App and web page records:

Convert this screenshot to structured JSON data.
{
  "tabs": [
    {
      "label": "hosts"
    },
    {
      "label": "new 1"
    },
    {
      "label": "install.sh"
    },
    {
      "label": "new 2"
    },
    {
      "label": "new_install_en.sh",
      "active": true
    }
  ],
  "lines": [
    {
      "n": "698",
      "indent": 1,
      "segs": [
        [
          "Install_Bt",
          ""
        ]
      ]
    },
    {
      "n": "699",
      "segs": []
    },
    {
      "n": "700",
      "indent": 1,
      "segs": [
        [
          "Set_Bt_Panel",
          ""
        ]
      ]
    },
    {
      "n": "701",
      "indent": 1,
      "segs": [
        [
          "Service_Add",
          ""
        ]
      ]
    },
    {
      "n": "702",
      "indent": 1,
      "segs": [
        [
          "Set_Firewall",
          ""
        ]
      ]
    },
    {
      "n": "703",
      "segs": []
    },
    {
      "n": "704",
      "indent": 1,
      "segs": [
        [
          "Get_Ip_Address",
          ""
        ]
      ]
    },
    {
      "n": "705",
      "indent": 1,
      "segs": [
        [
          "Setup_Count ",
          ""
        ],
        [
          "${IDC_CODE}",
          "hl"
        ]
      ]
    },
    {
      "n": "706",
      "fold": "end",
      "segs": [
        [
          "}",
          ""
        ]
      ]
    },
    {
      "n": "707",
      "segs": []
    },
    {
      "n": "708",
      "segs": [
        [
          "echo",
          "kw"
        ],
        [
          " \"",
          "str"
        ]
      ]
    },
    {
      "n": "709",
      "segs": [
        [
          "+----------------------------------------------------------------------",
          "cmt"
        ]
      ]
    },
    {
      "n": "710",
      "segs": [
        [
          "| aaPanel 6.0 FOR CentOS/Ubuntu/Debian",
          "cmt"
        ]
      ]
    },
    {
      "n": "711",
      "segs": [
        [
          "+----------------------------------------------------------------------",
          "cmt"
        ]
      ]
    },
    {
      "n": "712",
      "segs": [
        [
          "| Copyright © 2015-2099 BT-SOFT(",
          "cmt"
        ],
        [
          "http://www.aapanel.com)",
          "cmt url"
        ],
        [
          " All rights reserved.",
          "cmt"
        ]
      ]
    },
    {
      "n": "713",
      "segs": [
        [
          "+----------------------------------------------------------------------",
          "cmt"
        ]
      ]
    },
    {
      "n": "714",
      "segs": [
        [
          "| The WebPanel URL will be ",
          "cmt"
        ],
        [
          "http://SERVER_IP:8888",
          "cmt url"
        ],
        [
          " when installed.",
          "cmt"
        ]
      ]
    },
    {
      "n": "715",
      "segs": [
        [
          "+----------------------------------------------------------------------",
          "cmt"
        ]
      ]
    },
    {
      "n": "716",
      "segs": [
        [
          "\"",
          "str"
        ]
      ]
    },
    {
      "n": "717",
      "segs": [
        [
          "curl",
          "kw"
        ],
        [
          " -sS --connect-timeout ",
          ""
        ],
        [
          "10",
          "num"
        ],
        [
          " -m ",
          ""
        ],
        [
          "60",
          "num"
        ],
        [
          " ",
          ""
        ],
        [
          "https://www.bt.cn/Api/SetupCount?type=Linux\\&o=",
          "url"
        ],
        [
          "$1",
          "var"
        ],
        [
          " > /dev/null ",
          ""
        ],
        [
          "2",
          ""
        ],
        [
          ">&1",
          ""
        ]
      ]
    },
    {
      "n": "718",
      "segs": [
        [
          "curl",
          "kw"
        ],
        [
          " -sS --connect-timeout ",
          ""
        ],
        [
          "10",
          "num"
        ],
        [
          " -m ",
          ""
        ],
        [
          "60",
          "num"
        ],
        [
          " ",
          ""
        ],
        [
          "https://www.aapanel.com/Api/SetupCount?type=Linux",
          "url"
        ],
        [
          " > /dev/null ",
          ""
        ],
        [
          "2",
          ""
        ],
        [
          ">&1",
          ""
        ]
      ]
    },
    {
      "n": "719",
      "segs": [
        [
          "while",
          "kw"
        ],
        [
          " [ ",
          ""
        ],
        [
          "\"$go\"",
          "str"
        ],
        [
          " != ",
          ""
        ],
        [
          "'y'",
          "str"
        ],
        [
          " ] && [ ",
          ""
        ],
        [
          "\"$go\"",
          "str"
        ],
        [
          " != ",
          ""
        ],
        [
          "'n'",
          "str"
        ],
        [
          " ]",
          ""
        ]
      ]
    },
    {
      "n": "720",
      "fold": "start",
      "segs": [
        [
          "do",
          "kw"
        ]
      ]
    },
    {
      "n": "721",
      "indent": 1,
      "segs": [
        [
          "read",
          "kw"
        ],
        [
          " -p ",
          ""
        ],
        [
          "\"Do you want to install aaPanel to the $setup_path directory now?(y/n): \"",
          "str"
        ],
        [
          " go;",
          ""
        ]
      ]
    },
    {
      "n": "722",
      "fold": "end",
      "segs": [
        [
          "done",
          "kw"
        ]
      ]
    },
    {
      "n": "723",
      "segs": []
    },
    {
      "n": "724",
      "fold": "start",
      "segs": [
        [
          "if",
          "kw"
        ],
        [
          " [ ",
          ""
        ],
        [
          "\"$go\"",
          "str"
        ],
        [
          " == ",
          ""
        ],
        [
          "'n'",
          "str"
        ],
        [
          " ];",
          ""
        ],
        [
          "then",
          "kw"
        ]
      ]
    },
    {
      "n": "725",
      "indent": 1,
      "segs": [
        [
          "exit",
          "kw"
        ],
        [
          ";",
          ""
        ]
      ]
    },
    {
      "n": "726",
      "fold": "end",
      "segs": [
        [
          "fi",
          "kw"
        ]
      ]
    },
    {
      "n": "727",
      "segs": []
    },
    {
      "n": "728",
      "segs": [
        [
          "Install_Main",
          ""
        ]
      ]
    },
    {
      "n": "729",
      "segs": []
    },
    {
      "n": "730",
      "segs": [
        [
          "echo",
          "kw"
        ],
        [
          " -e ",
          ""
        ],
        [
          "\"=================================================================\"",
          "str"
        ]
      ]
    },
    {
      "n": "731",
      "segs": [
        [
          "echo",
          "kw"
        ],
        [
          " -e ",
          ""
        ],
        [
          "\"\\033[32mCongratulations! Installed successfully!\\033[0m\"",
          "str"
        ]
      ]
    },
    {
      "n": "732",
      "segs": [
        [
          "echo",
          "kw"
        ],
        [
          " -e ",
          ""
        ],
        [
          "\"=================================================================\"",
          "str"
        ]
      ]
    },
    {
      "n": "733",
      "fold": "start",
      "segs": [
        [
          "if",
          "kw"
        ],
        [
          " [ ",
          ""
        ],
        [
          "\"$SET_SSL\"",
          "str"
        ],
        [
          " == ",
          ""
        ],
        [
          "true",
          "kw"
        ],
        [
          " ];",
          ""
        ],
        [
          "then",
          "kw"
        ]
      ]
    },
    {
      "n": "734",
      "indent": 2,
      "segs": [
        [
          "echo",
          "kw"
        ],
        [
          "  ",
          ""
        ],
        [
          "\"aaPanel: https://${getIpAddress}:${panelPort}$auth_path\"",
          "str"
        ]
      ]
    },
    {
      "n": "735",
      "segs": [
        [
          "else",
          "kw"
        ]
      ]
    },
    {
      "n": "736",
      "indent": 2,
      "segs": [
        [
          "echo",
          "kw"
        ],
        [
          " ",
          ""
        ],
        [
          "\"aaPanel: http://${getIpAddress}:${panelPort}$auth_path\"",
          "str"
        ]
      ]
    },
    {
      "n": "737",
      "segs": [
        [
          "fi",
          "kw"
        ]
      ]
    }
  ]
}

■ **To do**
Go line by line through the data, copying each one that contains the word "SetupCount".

■ **Answer**
          "https://www.bt.cn/Api/SetupCount?type=Linux\\&o=",
          "https://www.aapanel.com/Api/SetupCount?type=Linux",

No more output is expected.